A PHANTOM hovers high above the valley, an eerie white shape on the crest of a ridge. It writhes and it screams but its torment is lost on the wind. At the point where the gritstone escarpment meets the sky, the apparition dances like the rags of a ghostly banner – pale and weird; a soul trapped in the wrong world.
In more superstitious times, the apparition would have been regarded with dread. Men would have glanced up from their fields and seen this spirit on the ridge, then repaired hastily to their homes.
In this valley of legends, where Uther Pendragon built his castle and attempted to divert the River Eden, nothing is as it seems. There is always a sense that the Otherworld is close – just beneath the surface of a pool, perhaps, or in the shadow of a rock, or in the hollows beneath the roots of a tree where occasionally water can be heard to flow.
And high on this ridge, a phantom dances. I can see it. It’s wild and it’s white, and I can’t explain what it is.
So I climb like a madman with the wind behind me, up The Riggs to Black Fell Moss and Huntingstones Scar, with the Mallerstang Gorge beneath my feet and the great mass of Wild Boar Fell glowering in the west (pictured above). The wind shrieks over Mallerstang Edge, absolutely blasting across the fell and as cold as ice. And in this place I encounter the phantom.
It’s one of the strangest things I have ever seen. A waterfall is being blown into the air above the escarpment. The wind is so strong and so constant, not a single drop of the stream is following its natural course over the edge of the crag. It is being lifted in its entirety and blasted back across the fell.
Nearby is a cairn called Gregory Chapel. Perhaps monks kept vigil here when the spirit danced on the crags. And below the escarpment is Pendragon Castle, where – legend has it – King Arthur’s father attempted to divert the river to form a moat. An old poem states:
Let Uther Pendragon do what he can

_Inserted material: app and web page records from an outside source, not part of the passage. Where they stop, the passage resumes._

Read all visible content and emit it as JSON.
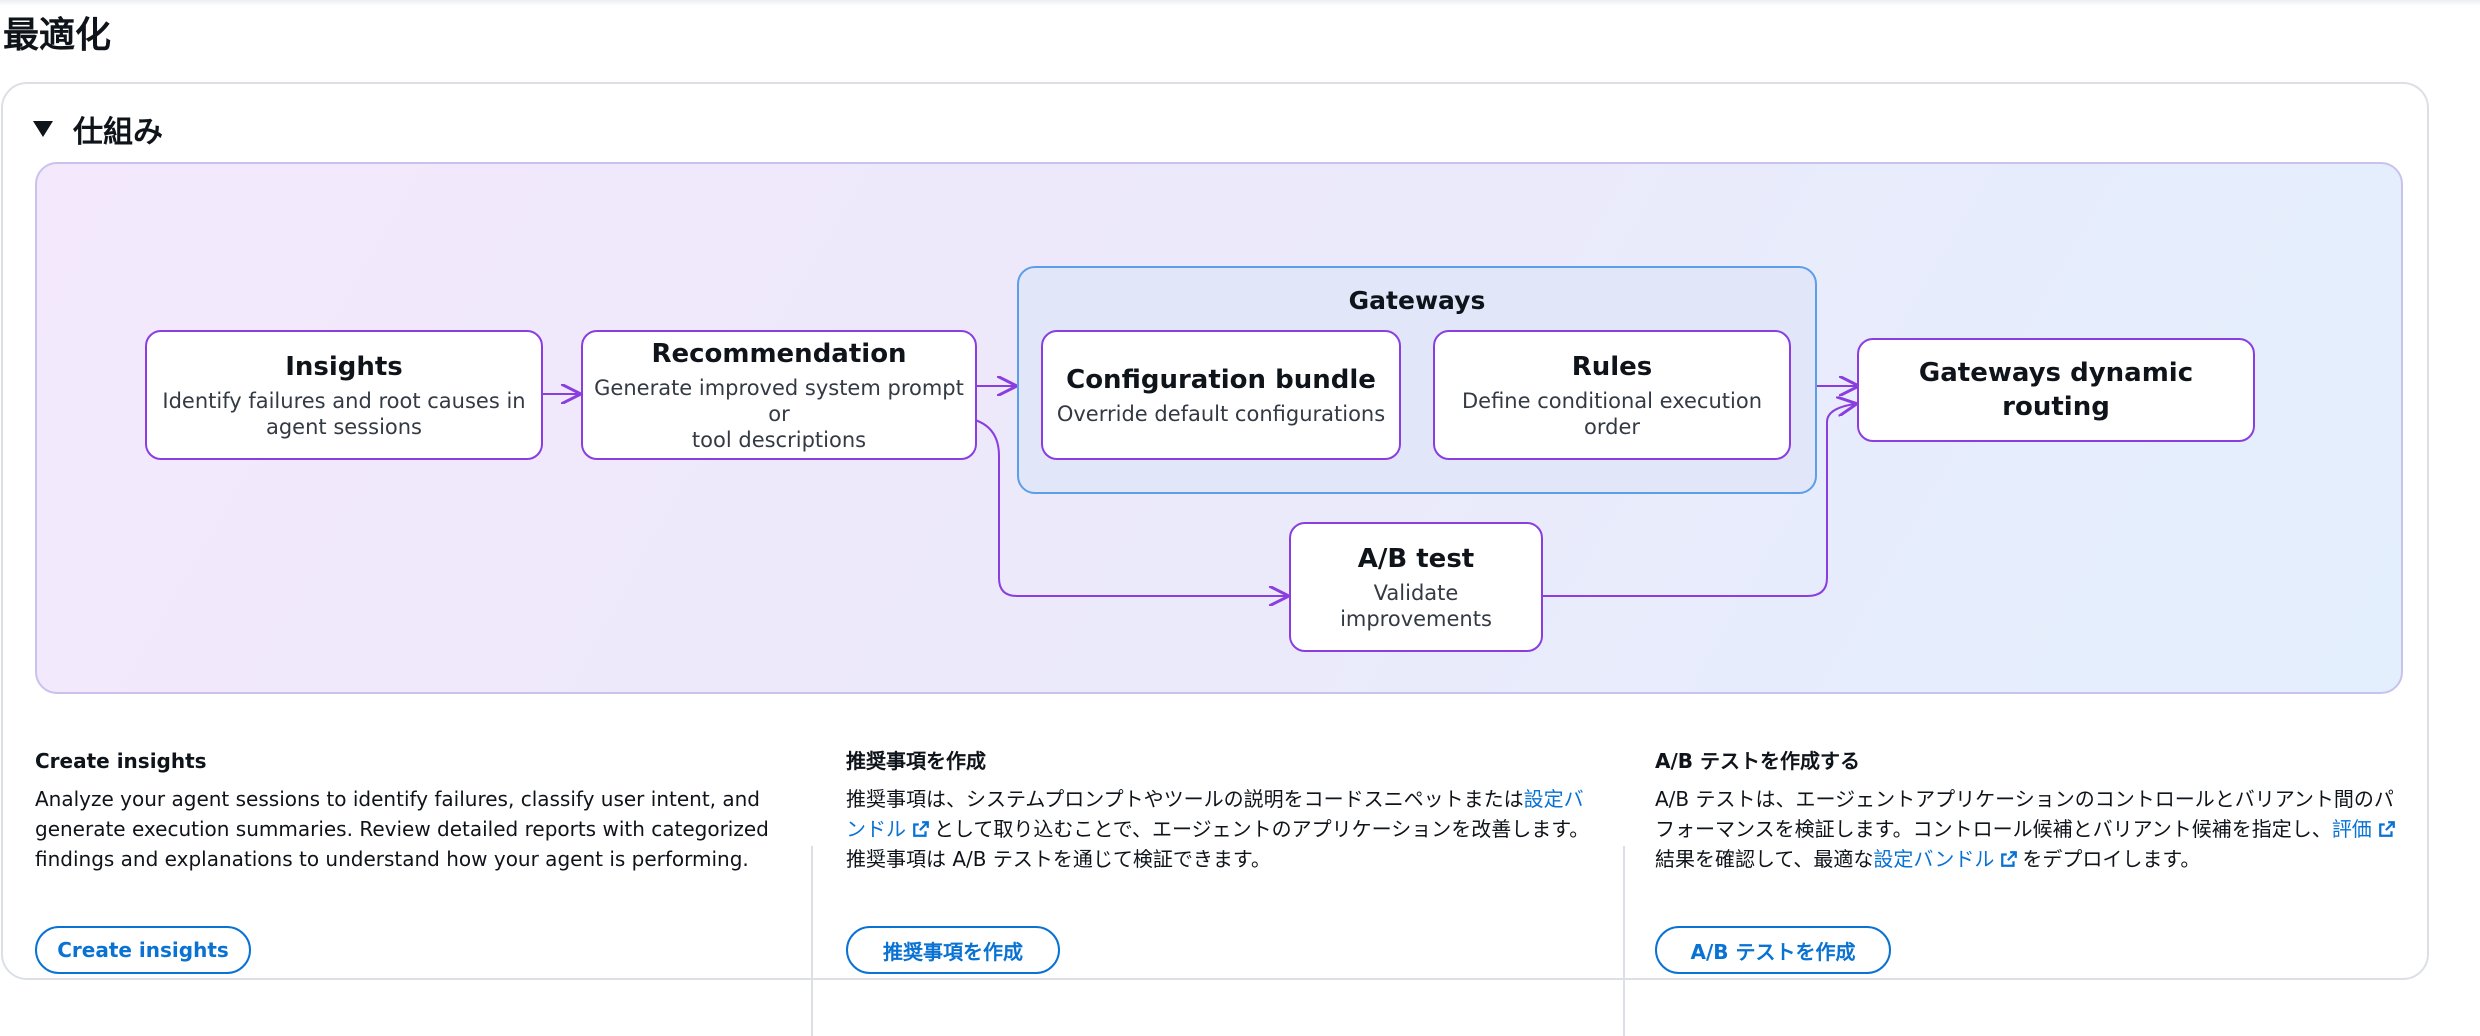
{
  "page": {
    "title": "最適化"
  },
  "section": {
    "title": "仕組み"
  },
  "diagram": {
    "insights": {
      "title": "Insights",
      "desc1": "Identify failures and root causes in",
      "desc2": "agent sessions"
    },
    "recommendation": {
      "title": "Recommendation",
      "desc1": "Generate improved system prompt or",
      "desc2": "tool descriptions"
    },
    "gateways_group": {
      "title": "Gateways"
    },
    "config_bundle": {
      "title": "Configuration bundle",
      "desc": "Override default configurations"
    },
    "rules": {
      "title": "Rules",
      "desc": "Define conditional execution order"
    },
    "dynamic_routing": {
      "title": "Gateways dynamic routing"
    },
    "ab_test": {
      "title": "A/B test",
      "desc": "Validate improvements"
    }
  },
  "columns": [
    {
      "title": "Create insights",
      "body": "Analyze your agent sessions to identify failures, classify user intent, and generate execution summaries. Review detailed reports with categorized findings and explanations to understand how your agent is performing.",
      "button": "Create insights"
    },
    {
      "title": "推奨事項を作成",
      "body_pre": "推奨事項は、システムプロンプトやツールの説明をコードスニペットまたは",
      "link1": "設定バンドル",
      "body_post": "として取り込むことで、エージェントのアプリケーションを改善します。推奨事項は A/B テストを通じて検証できます。",
      "button": "推奨事項を作成"
    },
    {
      "title": "A/B テストを作成する",
      "body_pre": "A/B テストは、エージェントアプリケーションのコントロールとバリアント間のパフォーマンスを検証します。コントロール候補とバリアント候補を指定し、",
      "link1": "評価",
      "body_mid": "結果を確認して、最適な",
      "link2": "設定バンドル",
      "body_post": "をデプロイします。",
      "button": "A/B テストを作成"
    }
  ],
  "colors": {
    "accent": "#0972d3",
    "node_border": "#8b3ee0",
    "group_border": "#5c9ee8"
  }
}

Eden shall run as Eden ran
Like Sir Gawain I wander on, amazed by what I have seen. What else will I chance upon, I wonder? An enchanted grove? A poisoned apple? The Green Knight? A table laden with fresh fruit and a roasted goose?
A couple of miles north and I am on High Pike. I drop down to an old quarry, which appears to have been a source for gritstone, perhaps producing tiles. There is scattering of roofless buildings, similar to the ruins found in the abandoned slate quarries of the Lakeland fells, and, curiously, a magnificent cairn.

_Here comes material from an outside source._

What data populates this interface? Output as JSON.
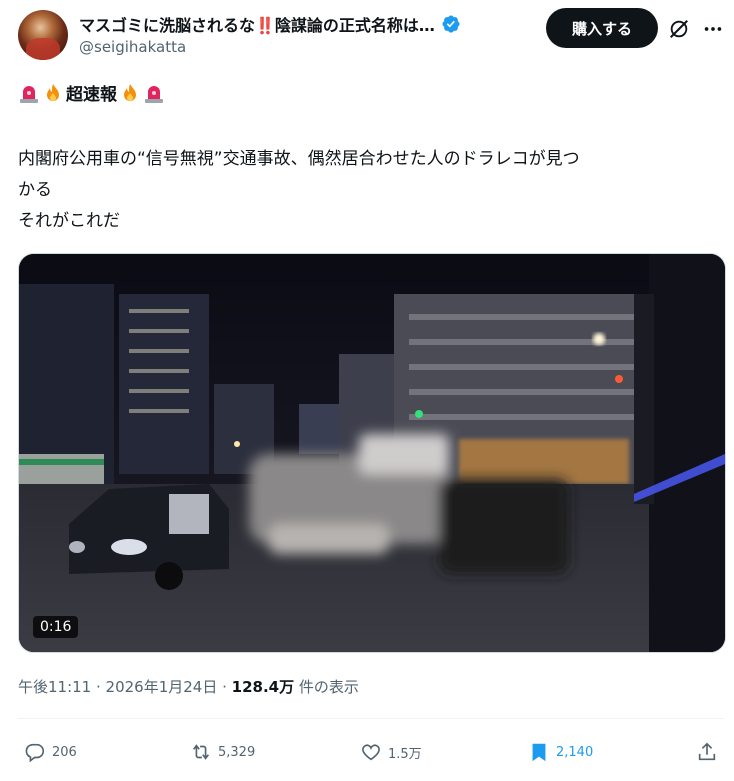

The cairn is about 12ft high and is almost perpendicular, similar to – though much higher than – the curious marker cairns on Baugh Fell and neighbouring Wild Boar Fell. This one, though, has slabs protruding from its sides to form a precarious spiral stairway. Some of the steps are missing, one or two have snapped off to leave only stubs, but there is sufficient to allow me to scramble up.

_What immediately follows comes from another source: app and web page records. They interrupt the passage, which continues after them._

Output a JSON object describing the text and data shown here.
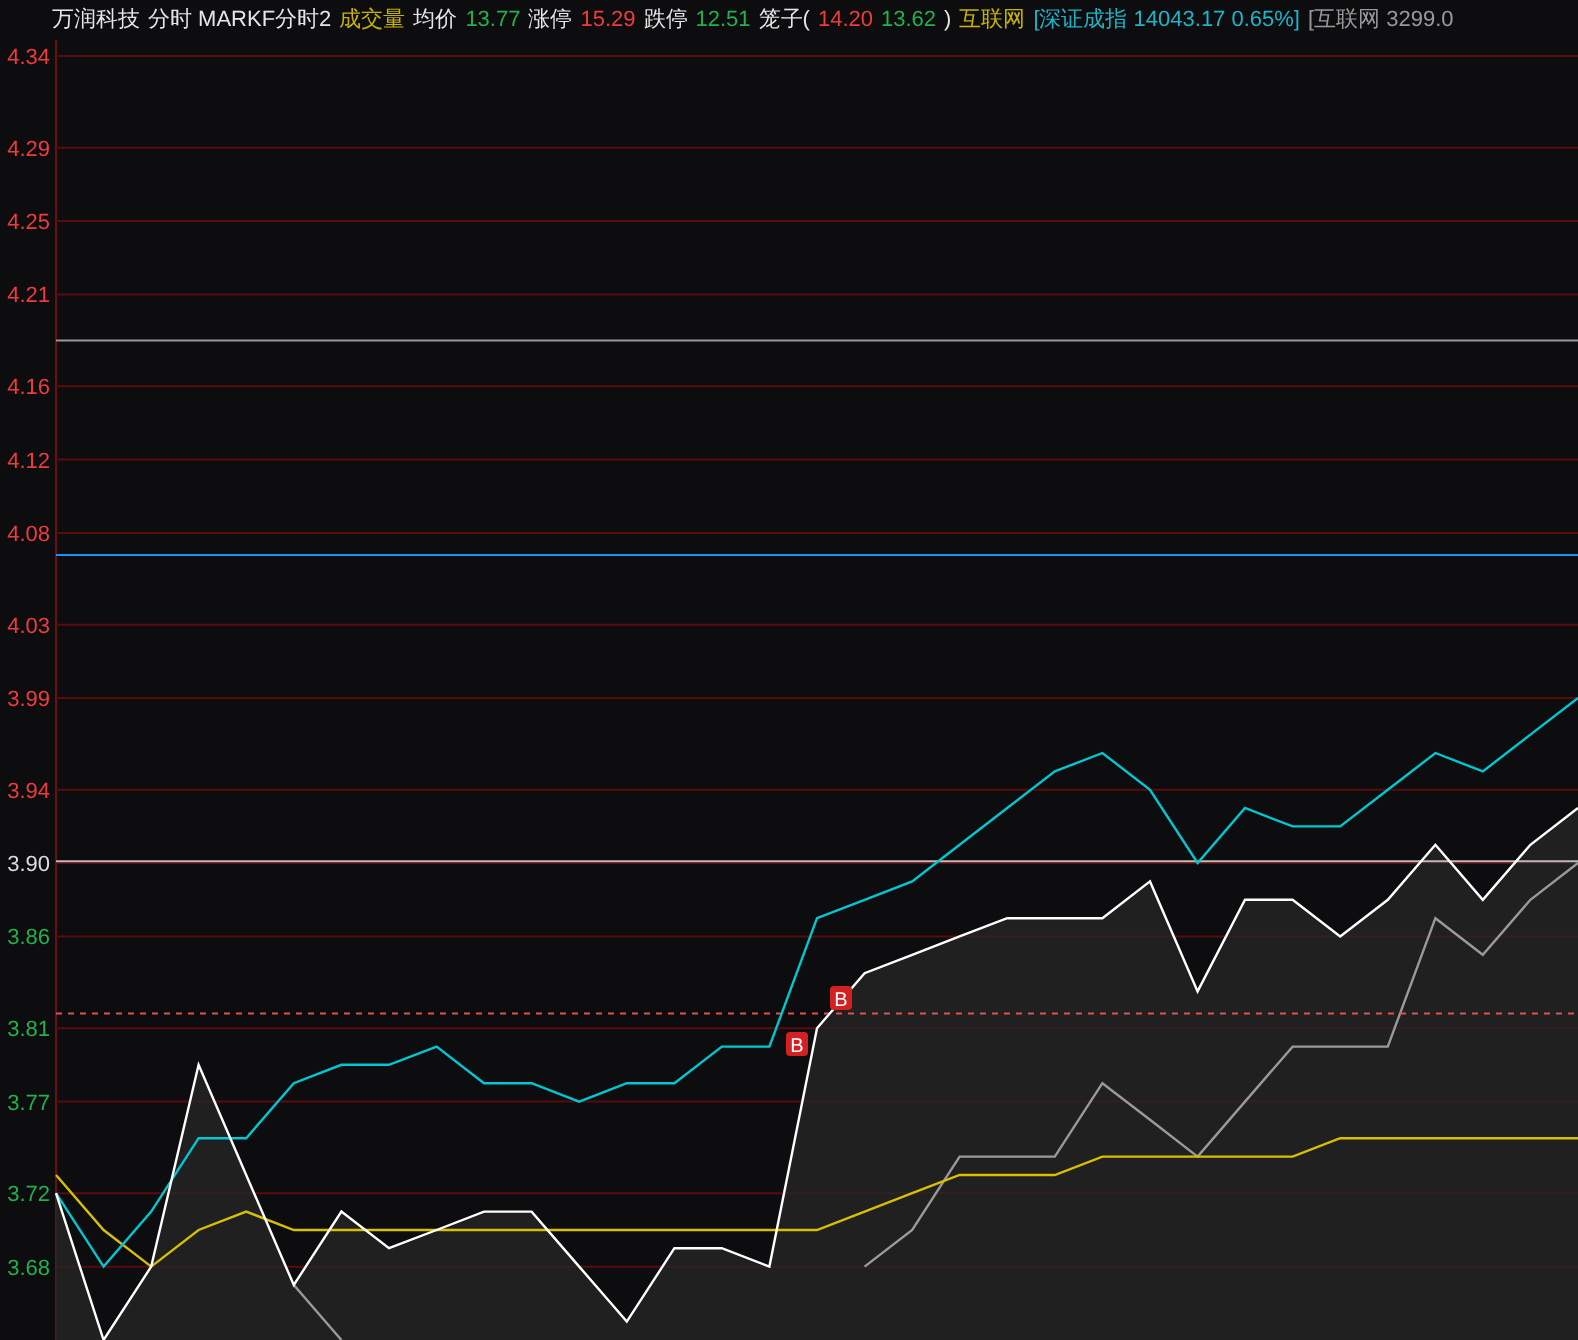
{
  "header": [
    {
      "text": "万润科技",
      "color": "#e6e6e6"
    },
    {
      "text": "分时 MARKF分时2",
      "color": "#e6e6e6"
    },
    {
      "text": "成交量",
      "color": "#c8b400"
    },
    {
      "text": "均价",
      "color": "#e6e6e6"
    },
    {
      "text": "13.77",
      "color": "#22b14c"
    },
    {
      "text": "涨停",
      "color": "#e6e6e6"
    },
    {
      "text": "15.29",
      "color": "#ee3b3b"
    },
    {
      "text": "跌停",
      "color": "#e6e6e6"
    },
    {
      "text": "12.51",
      "color": "#22b14c"
    },
    {
      "text": "笼子(",
      "color": "#e6e6e6"
    },
    {
      "text": "14.20",
      "color": "#ee3b3b"
    },
    {
      "text": "13.62",
      "color": "#22b14c"
    },
    {
      "text": ")",
      "color": "#e6e6e6"
    },
    {
      "text": "互联网",
      "color": "#c8b400"
    },
    {
      "text": "[深证成指 14043.17 0.65%]",
      "color": "#1eb4c8"
    },
    {
      "text": "[互联网 3299.0",
      "color": "#999999"
    }
  ],
  "chart": {
    "chart_data": {
      "type": "line",
      "categories": [
        null,
        null,
        null,
        null,
        null,
        null,
        null,
        null,
        null,
        null,
        null,
        null,
        null,
        null,
        null,
        null,
        null,
        null,
        null,
        null,
        null,
        null,
        null,
        null,
        null,
        null,
        null,
        null,
        null,
        null,
        null,
        null,
        null
      ],
      "ylim": [
        3.64,
        4.34
      ],
      "yticks": [
        4.34,
        4.29,
        4.25,
        4.21,
        4.16,
        4.12,
        4.08,
        4.03,
        3.99,
        3.94,
        {
          "value": 3.9,
          "label": "3.90"
        },
        3.86,
        3.81,
        3.77,
        3.72,
        3.68
      ],
      "grid": true,
      "series": [
        {
          "color": "#ffffff",
          "values": [
            3.72,
            3.64,
            3.68,
            3.79,
            3.73,
            3.67,
            3.71,
            3.69,
            3.7,
            3.71,
            3.71,
            3.68,
            3.65,
            3.69,
            3.69,
            3.68,
            3.81,
            3.84,
            3.85,
            3.86,
            3.87,
            3.87,
            3.87,
            3.89,
            3.83,
            3.88,
            3.88,
            3.86,
            3.88,
            3.91,
            3.88,
            3.91,
            3.93
          ]
        },
        {
          "color": "#00c8d2",
          "values": [
            3.72,
            3.68,
            3.71,
            3.75,
            3.75,
            3.78,
            3.79,
            3.79,
            3.8,
            3.78,
            3.78,
            3.77,
            3.78,
            3.78,
            3.8,
            3.8,
            3.87,
            3.88,
            3.89,
            3.91,
            3.93,
            3.95,
            3.96,
            3.94,
            3.9,
            3.93,
            3.92,
            3.92,
            3.94,
            3.96,
            3.95,
            3.97,
            3.99
          ]
        },
        {
          "color": "#d8c000",
          "values": [
            3.73,
            3.7,
            3.68,
            3.7,
            3.71,
            3.7,
            3.7,
            3.7,
            3.7,
            3.7,
            3.7,
            3.7,
            3.7,
            3.7,
            3.7,
            3.7,
            3.7,
            3.71,
            3.72,
            3.73,
            3.73,
            3.73,
            3.74,
            3.74,
            3.74,
            3.74,
            3.74,
            3.75,
            3.75,
            3.75,
            3.75,
            3.75,
            3.75
          ]
        },
        {
          "color": "#9a9a9a",
          "values": [
            4.185,
            4.185,
            4.185,
            4.185,
            4.185,
            4.185,
            4.185,
            4.185,
            4.185,
            4.185,
            4.185,
            4.185,
            4.185,
            4.185,
            4.185,
            4.185,
            4.185,
            4.185,
            4.185,
            4.185,
            4.185,
            4.185,
            4.185,
            4.185,
            4.185,
            4.185,
            4.185,
            4.185,
            4.185,
            4.185,
            4.185,
            4.185,
            4.185
          ]
        },
        {
          "color": "#1e90ff",
          "values": [
            4.068,
            4.068,
            4.068,
            4.068,
            4.068,
            4.068,
            4.068,
            4.068,
            4.068,
            4.068,
            4.068,
            4.068,
            4.068,
            4.068,
            4.068,
            4.068,
            4.068,
            4.068,
            4.068,
            4.068,
            4.068,
            4.068,
            4.068,
            4.068,
            4.068,
            4.068,
            4.068,
            4.068,
            4.068,
            4.068,
            4.068,
            4.068,
            4.068
          ]
        },
        {
          "color": "#bbbbbb",
          "values": [
            3.901,
            3.901,
            3.901,
            3.901,
            3.901,
            3.901,
            3.901,
            3.901,
            3.901,
            3.901,
            3.901,
            3.901,
            3.901,
            3.901,
            3.901,
            3.901,
            3.901,
            3.901,
            3.901,
            3.901,
            3.901,
            3.901,
            3.901,
            3.901,
            3.901,
            3.901,
            3.901,
            3.901,
            3.901,
            3.901,
            3.901,
            3.901,
            3.901
          ]
        },
        {
          "color": "#e05050",
          "line_style": "dashed",
          "values": [
            3.818,
            3.818,
            3.818,
            3.818,
            3.818,
            3.818,
            3.818,
            3.818,
            3.818,
            3.818,
            3.818,
            3.818,
            3.818,
            3.818,
            3.818,
            3.818,
            3.818,
            3.818,
            3.818,
            3.818,
            3.818,
            3.818,
            3.818,
            3.818,
            3.818,
            3.818,
            3.818,
            3.818,
            3.818,
            3.818,
            3.818,
            3.818,
            3.818
          ]
        },
        {
          "color": "#9a9a9a",
          "values": [
            null,
            null,
            null,
            null,
            null,
            3.67,
            3.64,
            null,
            null,
            null,
            null,
            null,
            null,
            null,
            null,
            null,
            null,
            3.68,
            3.7,
            3.74,
            3.74,
            3.74,
            3.78,
            3.76,
            3.74,
            3.77,
            3.8,
            3.8,
            3.8,
            3.87,
            3.85,
            3.88,
            3.9
          ]
        }
      ]
    },
    "trade_marks": [
      {
        "text": "B"
      },
      {
        "text": "B"
      }
    ]
  }
}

I trudge a mile south across the fell to a bit of a crag, then follow Gale Sike down to Castlethwaite and the remains of Pendragon Castle. Despite its Arthurian name, historians maintain it was in fact built by the Normans in the 11th Century then extended in the 14th. I poke about in the ruins and find a sword sticking out of an anvil. It slides out quite easily, so I strap it to my rucksack and wander back to the car for a pan of tea and some home-made carrot soup.
That night, on the local news, Pam Royle says that a woman near Tebay has given birth to a goat.
All in all quite a bewildering day.